DATA FOR THE TASK —
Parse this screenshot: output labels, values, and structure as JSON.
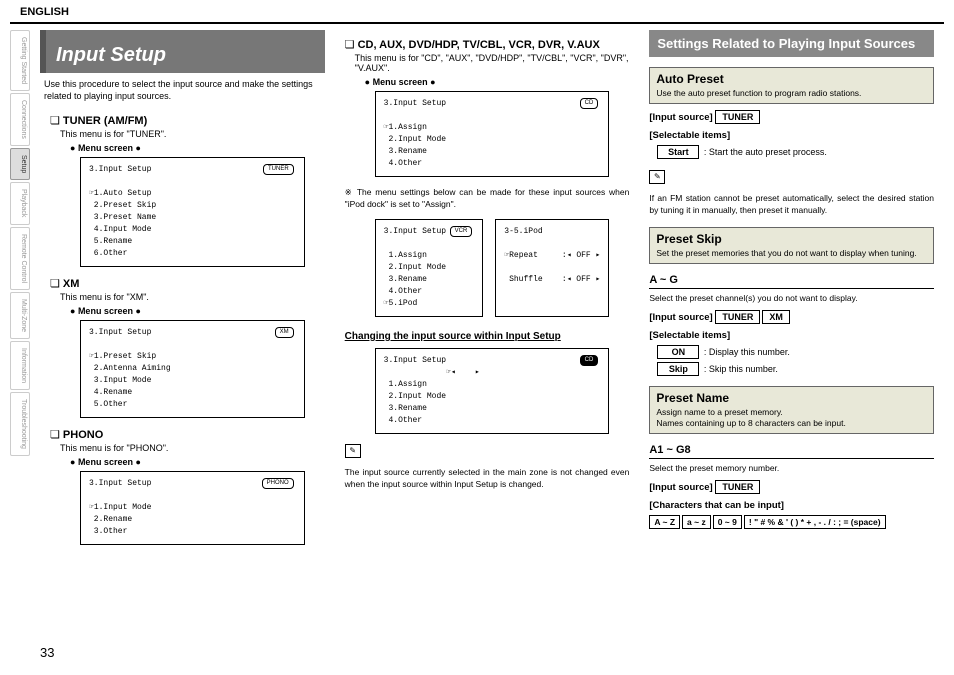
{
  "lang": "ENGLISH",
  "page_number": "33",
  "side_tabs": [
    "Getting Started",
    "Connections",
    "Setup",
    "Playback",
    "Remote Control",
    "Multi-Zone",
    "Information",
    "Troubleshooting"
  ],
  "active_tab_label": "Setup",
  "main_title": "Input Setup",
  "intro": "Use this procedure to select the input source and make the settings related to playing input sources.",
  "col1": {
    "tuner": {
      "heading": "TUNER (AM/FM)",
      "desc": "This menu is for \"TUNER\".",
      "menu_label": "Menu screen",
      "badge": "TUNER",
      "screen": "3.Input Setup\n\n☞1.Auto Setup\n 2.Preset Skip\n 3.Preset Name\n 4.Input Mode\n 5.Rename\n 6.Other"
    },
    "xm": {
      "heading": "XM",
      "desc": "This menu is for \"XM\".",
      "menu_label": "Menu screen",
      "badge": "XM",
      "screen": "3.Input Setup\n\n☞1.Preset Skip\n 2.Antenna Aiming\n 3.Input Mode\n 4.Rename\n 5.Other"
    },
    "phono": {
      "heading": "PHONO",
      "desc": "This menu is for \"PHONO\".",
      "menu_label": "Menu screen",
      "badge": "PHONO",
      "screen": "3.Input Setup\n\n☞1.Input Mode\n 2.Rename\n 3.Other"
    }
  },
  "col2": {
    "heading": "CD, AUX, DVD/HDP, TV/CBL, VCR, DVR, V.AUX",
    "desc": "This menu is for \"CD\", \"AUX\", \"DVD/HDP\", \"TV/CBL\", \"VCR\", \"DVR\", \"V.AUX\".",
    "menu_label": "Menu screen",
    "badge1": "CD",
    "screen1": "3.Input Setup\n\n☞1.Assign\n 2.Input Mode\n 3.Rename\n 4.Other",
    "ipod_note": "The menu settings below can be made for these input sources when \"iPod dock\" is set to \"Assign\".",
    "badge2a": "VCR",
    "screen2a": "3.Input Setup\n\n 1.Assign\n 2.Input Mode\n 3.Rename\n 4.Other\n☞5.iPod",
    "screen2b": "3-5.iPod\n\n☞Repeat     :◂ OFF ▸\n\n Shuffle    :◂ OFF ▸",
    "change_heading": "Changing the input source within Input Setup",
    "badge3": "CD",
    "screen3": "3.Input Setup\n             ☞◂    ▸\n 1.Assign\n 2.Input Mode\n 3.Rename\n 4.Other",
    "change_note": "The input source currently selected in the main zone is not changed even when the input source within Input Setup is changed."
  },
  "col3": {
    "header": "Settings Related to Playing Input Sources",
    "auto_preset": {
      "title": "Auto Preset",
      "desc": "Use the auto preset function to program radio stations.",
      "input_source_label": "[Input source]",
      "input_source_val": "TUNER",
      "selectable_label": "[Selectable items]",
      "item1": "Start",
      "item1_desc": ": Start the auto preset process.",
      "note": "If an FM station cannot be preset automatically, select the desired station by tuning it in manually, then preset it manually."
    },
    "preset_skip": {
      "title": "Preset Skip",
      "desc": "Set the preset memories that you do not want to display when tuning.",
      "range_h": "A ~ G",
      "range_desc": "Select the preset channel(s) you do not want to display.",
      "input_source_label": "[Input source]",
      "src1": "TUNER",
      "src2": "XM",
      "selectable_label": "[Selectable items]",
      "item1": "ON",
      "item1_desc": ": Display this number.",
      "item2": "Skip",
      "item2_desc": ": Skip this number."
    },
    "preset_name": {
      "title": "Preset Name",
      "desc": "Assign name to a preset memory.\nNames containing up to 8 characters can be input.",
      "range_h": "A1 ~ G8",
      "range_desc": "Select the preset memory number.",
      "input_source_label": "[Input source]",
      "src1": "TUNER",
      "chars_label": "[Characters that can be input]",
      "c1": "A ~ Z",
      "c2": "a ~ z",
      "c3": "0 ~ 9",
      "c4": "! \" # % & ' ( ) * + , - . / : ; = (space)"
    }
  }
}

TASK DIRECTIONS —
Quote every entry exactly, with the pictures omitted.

OUTPUT BELOW —
Parse this screenshot: output labels, values, and structure as JSON.
{
  "lang": "ENGLISH",
  "page_number": "33",
  "side_tabs": [
    "Getting Started",
    "Connections",
    "Setup",
    "Playback",
    "Remote Control",
    "Multi-Zone",
    "Information",
    "Troubleshooting"
  ],
  "active_tab_label": "Setup",
  "main_title": "Input Setup",
  "intro": "Use this procedure to select the input source and make the settings related to playing input sources.",
  "col1": {
    "tuner": {
      "heading": "TUNER (AM/FM)",
      "desc": "This menu is for \"TUNER\".",
      "menu_label": "Menu screen",
      "badge": "TUNER",
      "screen": "3.Input Setup\n\n☞1.Auto Setup\n 2.Preset Skip\n 3.Preset Name\n 4.Input Mode\n 5.Rename\n 6.Other"
    },
    "xm": {
      "heading": "XM",
      "desc": "This menu is for \"XM\".",
      "menu_label": "Menu screen",
      "badge": "XM",
      "screen": "3.Input Setup\n\n☞1.Preset Skip\n 2.Antenna Aiming\n 3.Input Mode\n 4.Rename\n 5.Other"
    },
    "phono": {
      "heading": "PHONO",
      "desc": "This menu is for \"PHONO\".",
      "menu_label": "Menu screen",
      "badge": "PHONO",
      "screen": "3.Input Setup\n\n☞1.Input Mode\n 2.Rename\n 3.Other"
    }
  },
  "col2": {
    "heading": "CD, AUX, DVD/HDP, TV/CBL, VCR, DVR, V.AUX",
    "desc": "This menu is for \"CD\", \"AUX\", \"DVD/HDP\", \"TV/CBL\", \"VCR\", \"DVR\", \"V.AUX\".",
    "menu_label": "Menu screen",
    "badge1": "CD",
    "screen1": "3.Input Setup\n\n☞1.Assign\n 2.Input Mode\n 3.Rename\n 4.Other",
    "ipod_note": "The menu settings below can be made for these input sources when \"iPod dock\" is set to \"Assign\".",
    "badge2a": "VCR",
    "screen2a": "3.Input Setup\n\n 1.Assign\n 2.Input Mode\n 3.Rename\n 4.Other\n☞5.iPod",
    "screen2b": "3-5.iPod\n\n☞Repeat     :◂ OFF ▸\n\n Shuffle    :◂ OFF ▸",
    "change_heading": "Changing the input source within Input Setup",
    "badge3": "CD",
    "screen3": "3.Input Setup\n             ☞◂    ▸\n 1.Assign\n 2.Input Mode\n 3.Rename\n 4.Other",
    "change_note": "The input source currently selected in the main zone is not changed even when the input source within Input Setup is changed."
  },
  "col3": {
    "header": "Settings Related to Playing Input Sources",
    "auto_preset": {
      "title": "Auto Preset",
      "desc": "Use the auto preset function to program radio stations.",
      "input_source_label": "[Input source]",
      "input_source_val": "TUNER",
      "selectable_label": "[Selectable items]",
      "item1": "Start",
      "item1_desc": ": Start the auto preset process.",
      "note": "If an FM station cannot be preset automatically, select the desired station by tuning it in manually, then preset it manually."
    },
    "preset_skip": {
      "title": "Preset Skip",
      "desc": "Set the preset memories that you do not want to display when tuning.",
      "range_h": "A ~ G",
      "range_desc": "Select the preset channel(s) you do not want to display.",
      "input_source_label": "[Input source]",
      "src1": "TUNER",
      "src2": "XM",
      "selectable_label": "[Selectable items]",
      "item1": "ON",
      "item1_desc": ": Display this number.",
      "item2": "Skip",
      "item2_desc": ": Skip this number."
    },
    "preset_name": {
      "title": "Preset Name",
      "desc": "Assign name to a preset memory.\nNames containing up to 8 characters can be input.",
      "range_h": "A1 ~ G8",
      "range_desc": "Select the preset memory number.",
      "input_source_label": "[Input source]",
      "src1": "TUNER",
      "chars_label": "[Characters that can be input]",
      "c1": "A ~ Z",
      "c2": "a ~ z",
      "c3": "0 ~ 9",
      "c4": "! \" # % & ' ( ) * + , - . / : ; = (space)"
    }
  }
}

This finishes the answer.